# Prompt
Every record below is to be retyped exactly, with the pictures left out.
╭─ Records supplied
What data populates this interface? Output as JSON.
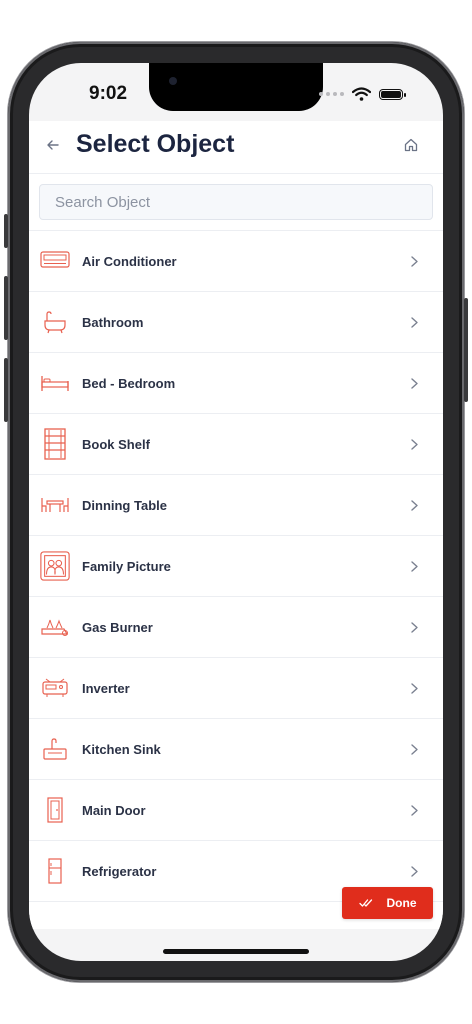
{
  "status_bar": {
    "time": "9:02"
  },
  "header": {
    "title": "Select Object"
  },
  "search": {
    "placeholder": "Search Object",
    "value": ""
  },
  "objects": [
    {
      "label": "Air Conditioner",
      "icon": "air-conditioner-icon"
    },
    {
      "label": "Bathroom",
      "icon": "bathtub-icon"
    },
    {
      "label": "Bed - Bedroom",
      "icon": "bed-icon"
    },
    {
      "label": "Book Shelf",
      "icon": "bookshelf-icon"
    },
    {
      "label": "Dinning Table",
      "icon": "dining-table-icon"
    },
    {
      "label": "Family Picture",
      "icon": "family-picture-icon"
    },
    {
      "label": "Gas Burner",
      "icon": "gas-burner-icon"
    },
    {
      "label": "Inverter",
      "icon": "inverter-icon"
    },
    {
      "label": "Kitchen Sink",
      "icon": "kitchen-sink-icon"
    },
    {
      "label": "Main Door",
      "icon": "door-icon"
    },
    {
      "label": "Refrigerator",
      "icon": "refrigerator-icon"
    }
  ],
  "footer": {
    "done_label": "Done"
  },
  "colors": {
    "accent": "#e02d1c",
    "icon_stroke": "#e8604f",
    "title": "#1c2540"
  }
}
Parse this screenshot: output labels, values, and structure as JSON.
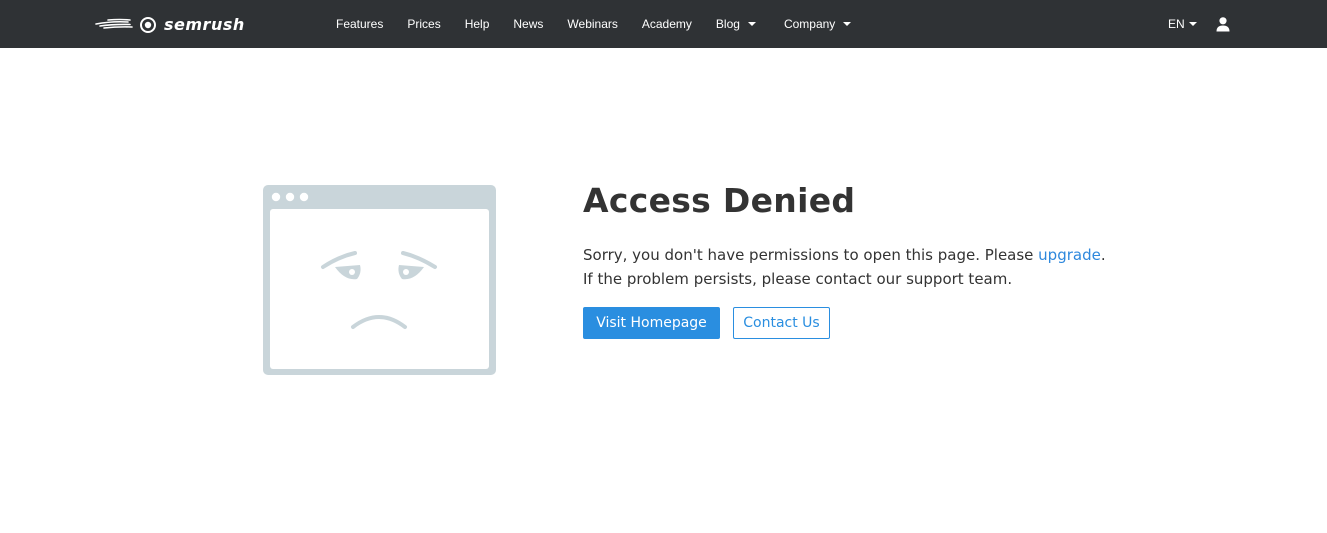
{
  "brand": {
    "name": "semrush",
    "logo_icon": "semrush-fireball-icon"
  },
  "nav": {
    "items": [
      {
        "label": "Features"
      },
      {
        "label": "Prices"
      },
      {
        "label": "Help"
      },
      {
        "label": "News"
      },
      {
        "label": "Webinars"
      },
      {
        "label": "Academy"
      }
    ],
    "dropdowns": [
      {
        "label": "Blog"
      },
      {
        "label": "Company"
      }
    ],
    "language": "EN",
    "user_icon": "user-icon"
  },
  "error": {
    "title": "Access Denied",
    "message_part1": "Sorry, you don't have permissions to open this page. Please ",
    "link_label": "upgrade",
    "message_part2": ".",
    "message_line2": "If the problem persists, please contact our support team.",
    "illustration_icon": "sad-browser-window-icon"
  },
  "actions": {
    "primary_label": "Visit Homepage",
    "secondary_label": "Contact Us"
  },
  "colors": {
    "navbar_bg": "#2f3235",
    "accent": "#2a8ee0",
    "illustration": "#c9d5da"
  }
}
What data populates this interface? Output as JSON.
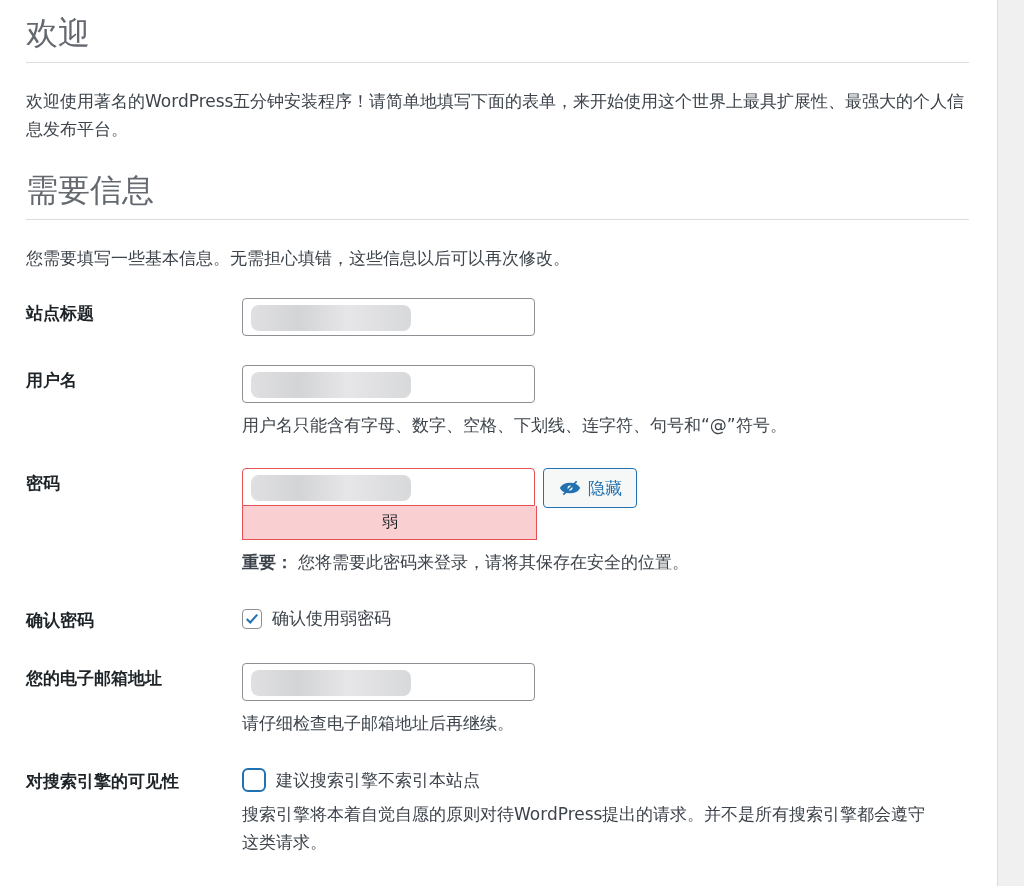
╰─
# Finished exercise
What data populates this interface? Output as JSON.
{
  "status_bar": {
    "time": "9:02"
  },
  "header": {
    "title": "Select Object"
  },
  "search": {
    "placeholder": "Search Object",
    "value": ""
  },
  "objects": [
    {
      "label": "Air Conditioner",
      "icon": "air-conditioner-icon"
    },
    {
      "label": "Bathroom",
      "icon": "bathtub-icon"
    },
    {
      "label": "Bed - Bedroom",
      "icon": "bed-icon"
    },
    {
      "label": "Book Shelf",
      "icon": "bookshelf-icon"
    },
    {
      "label": "Dinning Table",
      "icon": "dining-table-icon"
    },
    {
      "label": "Family Picture",
      "icon": "family-picture-icon"
    },
    {
      "label": "Gas Burner",
      "icon": "gas-burner-icon"
    },
    {
      "label": "Inverter",
      "icon": "inverter-icon"
    },
    {
      "label": "Kitchen Sink",
      "icon": "kitchen-sink-icon"
    },
    {
      "label": "Main Door",
      "icon": "door-icon"
    },
    {
      "label": "Refrigerator",
      "icon": "refrigerator-icon"
    }
  ],
  "footer": {
    "done_label": "Done"
  },
  "colors": {
    "accent": "#e02d1c",
    "icon_stroke": "#e8604f",
    "title": "#1c2540"
  }
}
Parse this screenshot: output labels, values, and structure as JSON.
{
  "brand": {
    "name": "semrush",
    "logo_icon": "semrush-fireball-icon"
  },
  "nav": {
    "items": [
      {
        "label": "Features"
      },
      {
        "label": "Prices"
      },
      {
        "label": "Help"
      },
      {
        "label": "News"
      },
      {
        "label": "Webinars"
      },
      {
        "label": "Academy"
      }
    ],
    "dropdowns": [
      {
        "label": "Blog"
      },
      {
        "label": "Company"
      }
    ],
    "language": "EN",
    "user_icon": "user-icon"
  },
  "error": {
    "title": "Access Denied",
    "message_part1": "Sorry, you don't have permissions to open this page. Please ",
    "link_label": "upgrade",
    "message_part2": ".",
    "message_line2": "If the problem persists, please contact our support team.",
    "illustration_icon": "sad-browser-window-icon"
  },
  "actions": {
    "primary_label": "Visit Homepage",
    "secondary_label": "Contact Us"
  },
  "colors": {
    "navbar_bg": "#2f3235",
    "accent": "#2a8ee0",
    "illustration": "#c9d5da"
  }
}
What data populates this interface? Output as JSON.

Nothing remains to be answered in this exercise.